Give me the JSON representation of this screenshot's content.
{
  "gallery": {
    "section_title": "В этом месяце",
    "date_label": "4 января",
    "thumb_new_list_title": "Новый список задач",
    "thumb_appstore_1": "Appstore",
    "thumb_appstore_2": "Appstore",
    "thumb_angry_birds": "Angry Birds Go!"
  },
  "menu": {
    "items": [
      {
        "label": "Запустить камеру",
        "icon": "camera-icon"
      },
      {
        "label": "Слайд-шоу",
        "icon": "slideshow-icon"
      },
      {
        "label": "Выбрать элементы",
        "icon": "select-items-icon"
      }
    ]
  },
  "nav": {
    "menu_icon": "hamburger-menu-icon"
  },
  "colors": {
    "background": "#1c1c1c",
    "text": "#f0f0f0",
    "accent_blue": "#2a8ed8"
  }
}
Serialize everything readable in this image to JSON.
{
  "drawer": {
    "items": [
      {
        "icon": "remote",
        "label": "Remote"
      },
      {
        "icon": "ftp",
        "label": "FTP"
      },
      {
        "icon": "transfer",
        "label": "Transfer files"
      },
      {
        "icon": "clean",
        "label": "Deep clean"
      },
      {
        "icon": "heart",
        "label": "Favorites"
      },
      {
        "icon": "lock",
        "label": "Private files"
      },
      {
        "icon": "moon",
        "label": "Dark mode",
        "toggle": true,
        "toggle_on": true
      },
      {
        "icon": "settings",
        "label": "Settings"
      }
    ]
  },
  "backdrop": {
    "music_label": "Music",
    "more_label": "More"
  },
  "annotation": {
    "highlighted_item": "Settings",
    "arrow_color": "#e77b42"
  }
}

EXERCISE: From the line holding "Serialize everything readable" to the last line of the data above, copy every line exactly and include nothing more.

PROBLEM SOLUTION:
Serialize everything readable in this image to JSON.
{
  "drawer": {
    "items": [
      {
        "icon": "remote",
        "label": "Remote"
      },
      {
        "icon": "ftp",
        "label": "FTP"
      },
      {
        "icon": "transfer",
        "label": "Transfer files"
      },
      {
        "icon": "clean",
        "label": "Deep clean"
      },
      {
        "icon": "heart",
        "label": "Favorites"
      },
      {
        "icon": "lock",
        "label": "Private files"
      },
      {
        "icon": "moon",
        "label": "Dark mode",
        "toggle": true,
        "toggle_on": true
      },
      {
        "icon": "settings",
        "label": "Settings"
      }
    ]
  },
  "backdrop": {
    "music_label": "Music",
    "more_label": "More"
  },
  "annotation": {
    "highlighted_item": "Settings",
    "arrow_color": "#e77b42"
  }
}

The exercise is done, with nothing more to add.